survive by managing risks only if it is 
possible for them to receive and respond 
to information quickly. Strong markets 
need Market Makers and to have Market 
Makers it should be possible for them to 
survive & succeed without big losses.

Market Makers in Major 


United States

Previously, the great majority of the 
capitalization of U.S. equities was traded 
on a listing market – the New York Stock 
Exchange – that executed nearly 80% 
of volume in those stocks. Today, the 
NYSE executes approximately 26% of the 
volume in its listed stocks. The remaining 
volume is split among more than 10 public 
exchanges, more than 30 dark pools, 

and more than 200 internalizing broker-
dealers. This increased fragmentation 
and the trading venue competition that 
accompanies it have caused traditional 
exchanges to change their models of 
liquidity provision. In addition, markets 
that were primarily public limit order 
driven, came to the realization that 
liquidity would not endogenously 
appear for illiquid stocks and that formal 
structures were necessary.

As a result of these changes, the NYSE 
abandoned traditional specialists shortly 
after it merged with Euronext. Today, 
for trading occurring on their NYSE and 
NYSE/AMEX equity units, they call their 
market makers Designated Market Makers 
(DMMs) and they are very far removed 
from their specialist roots. DMMs are 
required to maintain a continuous bid 
and offer of at least 100 shares. They are 
further required to quote at the national 
best bid or national best offer at least 15% 
(10%) of the trading day for securities 
trading over (under) 1,000,000 shares per 
day. For those times that they are not at 
the National Best Bid and Offer (NBBO) 

The most common type 

of market maker is a 

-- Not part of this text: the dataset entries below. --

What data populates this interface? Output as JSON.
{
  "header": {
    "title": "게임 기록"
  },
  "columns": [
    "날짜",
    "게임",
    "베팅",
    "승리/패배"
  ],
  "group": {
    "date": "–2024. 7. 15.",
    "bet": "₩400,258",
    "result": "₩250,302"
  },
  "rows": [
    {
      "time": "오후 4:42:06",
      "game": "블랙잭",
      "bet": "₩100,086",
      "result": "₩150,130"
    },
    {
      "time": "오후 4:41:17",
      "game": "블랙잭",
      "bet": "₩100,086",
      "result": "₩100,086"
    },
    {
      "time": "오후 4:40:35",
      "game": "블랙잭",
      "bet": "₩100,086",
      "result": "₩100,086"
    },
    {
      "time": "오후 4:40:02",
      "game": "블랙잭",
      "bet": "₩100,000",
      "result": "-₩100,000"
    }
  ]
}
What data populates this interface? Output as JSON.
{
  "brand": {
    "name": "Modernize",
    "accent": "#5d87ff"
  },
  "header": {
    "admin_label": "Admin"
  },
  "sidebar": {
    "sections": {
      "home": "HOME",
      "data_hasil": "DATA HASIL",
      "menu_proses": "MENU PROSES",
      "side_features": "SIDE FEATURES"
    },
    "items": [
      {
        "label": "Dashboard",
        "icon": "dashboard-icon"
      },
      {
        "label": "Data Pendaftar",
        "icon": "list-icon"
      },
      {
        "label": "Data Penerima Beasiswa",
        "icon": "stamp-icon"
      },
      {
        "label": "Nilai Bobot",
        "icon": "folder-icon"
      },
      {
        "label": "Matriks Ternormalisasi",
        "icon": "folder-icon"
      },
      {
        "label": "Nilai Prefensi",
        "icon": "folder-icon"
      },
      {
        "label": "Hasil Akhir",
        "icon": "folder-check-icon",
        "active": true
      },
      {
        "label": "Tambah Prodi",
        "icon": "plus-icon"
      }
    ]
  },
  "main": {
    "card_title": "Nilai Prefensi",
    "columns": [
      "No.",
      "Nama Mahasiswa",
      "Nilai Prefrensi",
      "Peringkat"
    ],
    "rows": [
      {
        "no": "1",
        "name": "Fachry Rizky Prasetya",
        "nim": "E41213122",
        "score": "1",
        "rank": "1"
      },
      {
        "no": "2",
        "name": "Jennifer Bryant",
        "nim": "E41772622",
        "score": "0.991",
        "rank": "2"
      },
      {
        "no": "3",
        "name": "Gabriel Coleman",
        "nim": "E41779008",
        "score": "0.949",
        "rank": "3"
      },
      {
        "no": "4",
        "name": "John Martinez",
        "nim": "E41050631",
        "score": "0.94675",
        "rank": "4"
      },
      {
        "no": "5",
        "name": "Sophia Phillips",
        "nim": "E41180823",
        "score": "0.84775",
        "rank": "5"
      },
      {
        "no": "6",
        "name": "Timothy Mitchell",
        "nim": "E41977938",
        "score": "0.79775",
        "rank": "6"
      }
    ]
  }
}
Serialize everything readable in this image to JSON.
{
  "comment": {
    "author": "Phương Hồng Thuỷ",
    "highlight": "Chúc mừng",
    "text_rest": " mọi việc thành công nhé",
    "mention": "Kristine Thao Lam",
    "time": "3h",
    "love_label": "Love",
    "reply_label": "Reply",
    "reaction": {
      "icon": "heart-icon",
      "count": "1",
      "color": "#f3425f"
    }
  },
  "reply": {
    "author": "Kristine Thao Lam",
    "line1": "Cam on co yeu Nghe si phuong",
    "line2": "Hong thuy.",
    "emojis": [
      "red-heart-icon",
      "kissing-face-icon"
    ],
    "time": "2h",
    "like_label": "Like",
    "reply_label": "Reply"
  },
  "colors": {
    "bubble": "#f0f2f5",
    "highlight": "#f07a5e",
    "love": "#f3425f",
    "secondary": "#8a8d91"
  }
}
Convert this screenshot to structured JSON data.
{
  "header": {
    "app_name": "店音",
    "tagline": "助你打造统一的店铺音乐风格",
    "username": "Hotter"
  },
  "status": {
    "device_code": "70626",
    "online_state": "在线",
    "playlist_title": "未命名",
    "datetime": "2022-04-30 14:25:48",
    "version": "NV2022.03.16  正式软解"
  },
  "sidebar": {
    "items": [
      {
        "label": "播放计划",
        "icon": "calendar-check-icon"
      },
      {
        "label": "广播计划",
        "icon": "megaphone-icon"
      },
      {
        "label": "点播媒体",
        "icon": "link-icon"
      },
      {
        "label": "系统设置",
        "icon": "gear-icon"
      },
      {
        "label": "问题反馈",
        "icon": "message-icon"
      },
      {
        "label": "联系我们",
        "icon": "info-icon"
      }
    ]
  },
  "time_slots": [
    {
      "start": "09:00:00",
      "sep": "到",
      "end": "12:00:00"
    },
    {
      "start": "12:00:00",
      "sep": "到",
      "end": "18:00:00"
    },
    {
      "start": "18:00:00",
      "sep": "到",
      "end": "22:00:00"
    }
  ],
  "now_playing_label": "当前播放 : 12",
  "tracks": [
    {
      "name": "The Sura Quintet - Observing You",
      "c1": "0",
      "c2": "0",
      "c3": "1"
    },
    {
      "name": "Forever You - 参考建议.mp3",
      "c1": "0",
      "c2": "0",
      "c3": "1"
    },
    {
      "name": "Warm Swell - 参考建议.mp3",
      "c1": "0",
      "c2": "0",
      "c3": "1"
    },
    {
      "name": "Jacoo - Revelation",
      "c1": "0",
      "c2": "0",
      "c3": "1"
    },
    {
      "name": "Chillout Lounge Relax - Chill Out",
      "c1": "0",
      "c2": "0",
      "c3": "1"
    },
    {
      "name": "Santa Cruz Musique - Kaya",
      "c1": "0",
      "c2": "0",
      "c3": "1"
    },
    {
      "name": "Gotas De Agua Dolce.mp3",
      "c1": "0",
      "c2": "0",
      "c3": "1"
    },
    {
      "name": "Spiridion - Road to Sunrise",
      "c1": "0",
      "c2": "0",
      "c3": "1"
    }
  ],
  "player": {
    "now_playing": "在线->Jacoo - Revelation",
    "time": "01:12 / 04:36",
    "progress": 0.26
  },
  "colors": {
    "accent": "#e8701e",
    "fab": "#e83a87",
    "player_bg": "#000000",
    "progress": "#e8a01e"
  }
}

brokerage house that 

provides purchase and sale 

solutions for investors in 

order to keep the financial 

markets liquid. A market 

maker can also be an 

individual intermediary, 

but due to the size of 

securities needed to 

facilitate the volume 

of purchases and sales, 

almost all market makers 

are or work for large